→ **Task goal**
What lines in the entries below contain the word "icon"? Copy all of them.

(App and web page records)
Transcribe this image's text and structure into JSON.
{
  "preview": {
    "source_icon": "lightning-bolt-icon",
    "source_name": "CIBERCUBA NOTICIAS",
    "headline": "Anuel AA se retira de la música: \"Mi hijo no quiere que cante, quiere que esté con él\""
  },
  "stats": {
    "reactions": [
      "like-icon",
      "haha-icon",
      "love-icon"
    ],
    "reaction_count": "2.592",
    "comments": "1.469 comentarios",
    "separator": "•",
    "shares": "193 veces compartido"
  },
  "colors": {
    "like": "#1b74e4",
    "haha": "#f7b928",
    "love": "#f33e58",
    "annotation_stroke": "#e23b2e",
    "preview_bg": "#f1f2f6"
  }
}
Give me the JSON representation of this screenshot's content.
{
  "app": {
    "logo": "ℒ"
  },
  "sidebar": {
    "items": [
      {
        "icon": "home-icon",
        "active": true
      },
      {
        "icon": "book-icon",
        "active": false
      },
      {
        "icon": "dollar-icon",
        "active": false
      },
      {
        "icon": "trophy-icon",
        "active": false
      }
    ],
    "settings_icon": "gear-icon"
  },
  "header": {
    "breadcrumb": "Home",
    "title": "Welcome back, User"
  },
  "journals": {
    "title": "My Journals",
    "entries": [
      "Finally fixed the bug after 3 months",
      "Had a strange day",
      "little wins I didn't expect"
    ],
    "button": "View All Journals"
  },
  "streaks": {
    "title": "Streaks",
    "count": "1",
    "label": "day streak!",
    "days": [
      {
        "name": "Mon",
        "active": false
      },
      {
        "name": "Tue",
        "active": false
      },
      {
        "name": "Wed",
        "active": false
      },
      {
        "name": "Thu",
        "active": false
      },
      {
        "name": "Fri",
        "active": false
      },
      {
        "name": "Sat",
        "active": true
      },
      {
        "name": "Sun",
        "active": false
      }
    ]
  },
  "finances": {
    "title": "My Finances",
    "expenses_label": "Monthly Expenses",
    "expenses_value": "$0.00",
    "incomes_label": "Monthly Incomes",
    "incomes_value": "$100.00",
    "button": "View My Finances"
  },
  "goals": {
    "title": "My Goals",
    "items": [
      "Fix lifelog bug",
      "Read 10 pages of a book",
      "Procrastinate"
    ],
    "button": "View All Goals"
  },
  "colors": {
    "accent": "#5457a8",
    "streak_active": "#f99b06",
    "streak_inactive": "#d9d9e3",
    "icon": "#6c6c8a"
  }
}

→ **Written solution**
    "source_icon": "lightning-bolt-icon",
      "like-icon",
      "haha-icon",
      "love-icon"
        "icon": "home-icon",
        "icon": "book-icon",
        "icon": "dollar-icon",
        "icon": "trophy-icon",
    "settings_icon": "gear-icon"
    "icon": "#6c6c8a"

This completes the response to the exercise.